But the premier school that trains auto repairers says it can provide the skills to make the vehicles roadworthy, even as it contemplates the potential for new jobs under a controlled damaged-car repair sector.

The National Road Safety Council's view is that jobs cannot be the overriding consideration, saying the risk of harm from defective vehicles must be weighed carefully.

The Trade Board Limited is now exploring the feasibility of reversing the import ban for damaged cars under a scenario where investors tap into the planned logistics hub for the repair, customisation and/or assembly of automobiles within a special economic zone for re-export.

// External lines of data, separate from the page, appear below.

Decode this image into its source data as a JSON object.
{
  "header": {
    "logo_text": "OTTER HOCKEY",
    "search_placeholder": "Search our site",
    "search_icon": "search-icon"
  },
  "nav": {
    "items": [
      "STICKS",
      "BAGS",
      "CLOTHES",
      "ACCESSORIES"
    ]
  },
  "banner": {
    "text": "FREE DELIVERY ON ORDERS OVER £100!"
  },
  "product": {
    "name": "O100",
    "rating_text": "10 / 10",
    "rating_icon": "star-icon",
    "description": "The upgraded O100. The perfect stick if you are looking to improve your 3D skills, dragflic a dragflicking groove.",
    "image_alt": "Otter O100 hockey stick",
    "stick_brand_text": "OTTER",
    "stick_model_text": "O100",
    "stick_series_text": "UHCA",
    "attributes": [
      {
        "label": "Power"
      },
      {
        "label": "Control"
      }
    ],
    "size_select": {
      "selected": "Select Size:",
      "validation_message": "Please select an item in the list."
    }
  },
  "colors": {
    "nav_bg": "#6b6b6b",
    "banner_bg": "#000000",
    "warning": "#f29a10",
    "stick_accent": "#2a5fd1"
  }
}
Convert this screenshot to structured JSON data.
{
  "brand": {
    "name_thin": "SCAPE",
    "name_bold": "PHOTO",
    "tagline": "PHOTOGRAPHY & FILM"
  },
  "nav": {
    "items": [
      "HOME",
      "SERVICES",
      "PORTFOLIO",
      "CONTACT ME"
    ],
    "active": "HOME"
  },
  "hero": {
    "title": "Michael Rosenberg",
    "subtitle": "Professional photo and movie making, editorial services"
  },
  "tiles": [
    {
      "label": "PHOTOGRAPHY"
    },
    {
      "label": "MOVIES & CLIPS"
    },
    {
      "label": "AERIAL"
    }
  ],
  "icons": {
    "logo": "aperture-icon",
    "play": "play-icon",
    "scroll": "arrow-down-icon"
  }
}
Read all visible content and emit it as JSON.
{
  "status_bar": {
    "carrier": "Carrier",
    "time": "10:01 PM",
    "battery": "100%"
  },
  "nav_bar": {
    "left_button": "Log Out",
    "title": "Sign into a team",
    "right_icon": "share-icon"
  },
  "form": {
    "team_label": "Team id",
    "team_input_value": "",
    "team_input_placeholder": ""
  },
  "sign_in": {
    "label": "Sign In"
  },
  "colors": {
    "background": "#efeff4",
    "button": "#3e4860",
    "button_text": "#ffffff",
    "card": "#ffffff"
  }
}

The problem for some Jamaican interests is that the policy will not confine sale of the vehicles to overseas markets, but eventually contemplates the vehicles ending up for sale on Jamaica's used-car lots.

Chairman of the Automobile Dealers Association, Kent LaCroix, is on record as saying that reopening Jamaica's market to damaged-car imports would be a retrograde step that would "endanger the lives of our people", citing the safety issues that had led to the ban in the first place.

"I don't think it's well thought out and we, as an association, feel that there are enough cars available in Jamaica in the used- and new-car sectors, as well as repairable cars that we have," LaCroix commented to Sunday Business.

However, chairman of the Trade Board and head of the damaged-car task force, Berthan Hussey, has said that past issues were unlikely to arise as the sector would be operating under a new structure, with oversight.

Additionally, Bureau of Standards Jamaica (BSJ) says, if required, its resources will be available to the Trade Board for the development of standards for the repairs.

And the respected Jamaica-German Automotive School (JAGAS), says it can

supply the skills required by such a sector.

"If that sector is facilitated, there is certainly the skilled set of trained personnel available that can execute the repairs according to manufactures specifications," said JAGAS deputy manager, Kevin Baxter.

He said an SEZ for
car repair/assembly would also stimulate the job market, including the
support services around the auto sector.

"It's going
to call on a lot of skill sets to be employed because an assessment of
the vehicle will have to be done, so a loss adjuster will be needed,"
said Baxter.

"When it gets to repairs, structural
repairs will require a particular skill set, and then auto body workmen,
such as spray and mechanical workmen, will be needed. So, a number of
sectors can converge and benefit," he said.

JAGAS
trains about 50 persons yearly, Baxter said, and it also certifies
repairers at their job sites.

Importation of damaged
vehicles was suspended 10 years ago for dealers and six years ago for
individuals amid concerns that the vehicles were being brought into
Jamaica without proper documentation detailing the level of damage, that
the vehicles were the cause of accidents, and that buyers often ended
up with big repair bills to correct previously undisclosed
defects.

Vice-chairman of the National Road Safety
Council, Dr Lucien Jones, also shares the concern for public safety were
the ban to be lifted.

"Anything that is going to
possibly affect the safety on the roads has to be trumped by
consideration of safety," he said.

"If you are going
to import vehicles and put them back together here, either for local
consumption or export - even though the argument is that we are going to
create more jobs - if there is any possibility of our driving public
being exposed to substandard vehicles, then we say let us look at it
more carefully."

The BSJ says that agency currently
has no written standards to allow for the policing of car repairs, but
that it "stands ready as a resource available to the Trade Board" to
either draft standards or assist with the adaptation of international
standards to the sector.

"I see us being a resource
available to do things that are necessary, for example, when there is
work to the vehicle we might assess aspects (of the repairs); but it is
something that would evolve in that kind of way," said Junior Gordon,
acting director of the
BSJ.

tameka.gordon@gleanerjm.com